== Data ==
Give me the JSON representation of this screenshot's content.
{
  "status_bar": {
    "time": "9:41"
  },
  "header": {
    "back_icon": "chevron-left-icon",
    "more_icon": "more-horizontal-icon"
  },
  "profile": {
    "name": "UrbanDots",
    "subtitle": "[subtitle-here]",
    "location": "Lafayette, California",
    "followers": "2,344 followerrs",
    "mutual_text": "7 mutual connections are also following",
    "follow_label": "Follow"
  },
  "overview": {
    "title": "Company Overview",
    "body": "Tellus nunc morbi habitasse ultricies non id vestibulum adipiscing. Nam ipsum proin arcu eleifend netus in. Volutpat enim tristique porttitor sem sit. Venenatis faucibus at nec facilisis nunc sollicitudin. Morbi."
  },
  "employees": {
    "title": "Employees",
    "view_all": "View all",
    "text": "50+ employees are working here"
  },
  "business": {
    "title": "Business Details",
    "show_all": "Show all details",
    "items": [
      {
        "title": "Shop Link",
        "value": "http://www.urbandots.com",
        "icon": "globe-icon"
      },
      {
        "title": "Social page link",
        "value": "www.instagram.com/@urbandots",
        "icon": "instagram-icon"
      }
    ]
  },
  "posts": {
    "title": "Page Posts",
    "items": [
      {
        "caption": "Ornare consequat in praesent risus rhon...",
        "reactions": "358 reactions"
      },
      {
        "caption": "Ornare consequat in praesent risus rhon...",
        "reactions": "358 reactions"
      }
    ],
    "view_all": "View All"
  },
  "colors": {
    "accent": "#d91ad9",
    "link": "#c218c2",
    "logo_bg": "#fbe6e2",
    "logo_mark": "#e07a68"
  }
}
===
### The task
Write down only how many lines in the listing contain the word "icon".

### Written solution
4